The presentation was given by John Dickson and it was entitled “‘Creeds’ as Educational Epitomes of the Gospel.” In this presentation, Dickson suggests that several of the so-called “creeds” of the New Testament (e.g., Phil 2:6-11; 1 Tim 3:16; 1 Cor 15:3-5; etc.) are in fact better understood as educational epitomes. The common notion in scholarship revolves around the idea that passages such as those mentioned above are early Christian hymns and creeds that developed in the context of gathered worship. Dickson, however, although not denying that may have been used in such contexts, makes an excellent case that they may in fact have been developed as educational epitomes. In the interest of brevity, I’ll give only the most basic outline of this argument. Dickson first explores an ancient Egyptian artifact that provides an educational catechism of the chreia, one of more than a dozen elements of the ancient progymnasmata (preliminary rhetoric exercises). He then goes on to describe the framework of the Epicurean school, noting that Epicurean teaching was summarized in a list of 40 sayings that were themselves summarized by the first four, and these four were themselves summarized in a short creed-like epitome known as the tetrapharmakos. Essentially, then, a student could recite the tetrapharmakos, then expand with the four sayings, and then with the forty sayings. It was a creedal epitome of an epitome of an epitome of Epicurean teaching. All students then, would have the same memorized summary of Epicurean teaching, but could presumably expand upon these initial sayings.
Likewise, Dickson argues that a passage like 1 Corinthians 15:3-5 functioned similarly. Students would memorize 1 Corinthians 15:3-5, but they could presumably expand upon this short statement with ease. Thus, when reciting that Christ died for our sins in accordance with the Scriptures, students would be able to express where and how the Old Testament spoke to Christ’s death. When reciting that he appeared to the twelve, they could expand with stories of Christ’s post-resurrection appearances to his disciples. This short verbal epitome of 1 Corinthians 15:3-5, then, served as an educational tool that would summarize larger groupings of theology and stories with which the students would also be familiar. These verbal epitomes, Dickson argues, were themselves expanded into larger verbal epitomes such as the Apostles’ Creed, which itself could be expanded into the Athanasian Creed.

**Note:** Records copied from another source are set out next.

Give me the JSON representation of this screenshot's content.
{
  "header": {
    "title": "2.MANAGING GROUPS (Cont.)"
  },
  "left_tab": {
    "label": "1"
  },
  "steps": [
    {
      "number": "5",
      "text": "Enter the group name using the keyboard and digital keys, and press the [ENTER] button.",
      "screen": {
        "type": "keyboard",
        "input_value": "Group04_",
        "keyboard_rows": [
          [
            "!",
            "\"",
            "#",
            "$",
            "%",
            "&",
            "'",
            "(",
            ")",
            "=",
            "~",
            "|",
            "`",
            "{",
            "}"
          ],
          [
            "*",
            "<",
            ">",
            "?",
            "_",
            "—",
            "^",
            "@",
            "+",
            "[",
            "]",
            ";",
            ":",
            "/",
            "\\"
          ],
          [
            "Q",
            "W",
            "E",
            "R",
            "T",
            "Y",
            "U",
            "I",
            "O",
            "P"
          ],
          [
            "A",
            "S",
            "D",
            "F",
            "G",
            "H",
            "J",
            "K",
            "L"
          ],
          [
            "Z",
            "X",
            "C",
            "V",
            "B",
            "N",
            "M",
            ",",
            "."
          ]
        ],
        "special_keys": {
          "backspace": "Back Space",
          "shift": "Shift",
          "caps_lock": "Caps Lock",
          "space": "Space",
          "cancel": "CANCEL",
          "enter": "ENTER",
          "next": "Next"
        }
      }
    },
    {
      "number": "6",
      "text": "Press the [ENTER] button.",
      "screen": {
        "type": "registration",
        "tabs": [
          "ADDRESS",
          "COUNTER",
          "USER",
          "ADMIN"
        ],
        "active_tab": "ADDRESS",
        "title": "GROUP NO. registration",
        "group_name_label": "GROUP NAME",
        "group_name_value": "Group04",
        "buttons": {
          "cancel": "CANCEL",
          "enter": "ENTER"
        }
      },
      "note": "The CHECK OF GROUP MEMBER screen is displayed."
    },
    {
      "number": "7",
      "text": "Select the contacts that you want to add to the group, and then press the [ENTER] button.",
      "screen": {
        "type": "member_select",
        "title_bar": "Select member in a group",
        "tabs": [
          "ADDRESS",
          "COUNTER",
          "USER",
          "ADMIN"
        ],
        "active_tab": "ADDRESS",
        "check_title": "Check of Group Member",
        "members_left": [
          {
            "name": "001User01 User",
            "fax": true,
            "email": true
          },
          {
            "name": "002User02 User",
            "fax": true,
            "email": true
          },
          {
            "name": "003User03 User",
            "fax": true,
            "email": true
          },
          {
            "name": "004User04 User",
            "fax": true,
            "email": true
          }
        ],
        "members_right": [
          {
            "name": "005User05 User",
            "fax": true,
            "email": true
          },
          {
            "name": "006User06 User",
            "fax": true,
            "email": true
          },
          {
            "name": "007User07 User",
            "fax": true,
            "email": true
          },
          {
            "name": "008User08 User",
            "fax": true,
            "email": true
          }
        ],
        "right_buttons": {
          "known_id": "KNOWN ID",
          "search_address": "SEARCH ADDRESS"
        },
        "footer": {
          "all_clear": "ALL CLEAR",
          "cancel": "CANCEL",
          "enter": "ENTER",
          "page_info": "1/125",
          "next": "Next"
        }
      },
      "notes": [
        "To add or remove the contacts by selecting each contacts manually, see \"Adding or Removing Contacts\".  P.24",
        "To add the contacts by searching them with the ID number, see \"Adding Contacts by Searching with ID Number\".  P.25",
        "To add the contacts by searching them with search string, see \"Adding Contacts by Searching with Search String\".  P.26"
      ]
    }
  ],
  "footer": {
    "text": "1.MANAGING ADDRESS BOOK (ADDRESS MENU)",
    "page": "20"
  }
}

Dickson’s argument is convincing and provides promise for New Testament and early church studies, and I am looking forward to him publishing and expanding on this work. For my purposes here, however, I merely want to suggest that this presentation suggests a strong biblical foundation for the practice of catechesis and verbal epitomes in classical Christian education. I think it would be highly valuable in our schools to expand memorization beyond the grammar stage. Many schools, such as my own, do this through Scripture memory, the Apostles’ Creed, and poetry and speech recitations—these should continue. But I think it may prove helpful for us to create longer, more detailed epitomes to follow some of the basic memorization practices of our grammar school. Certainly many are already on this path, and I would love to hear how other schools have implemented this kind of idea.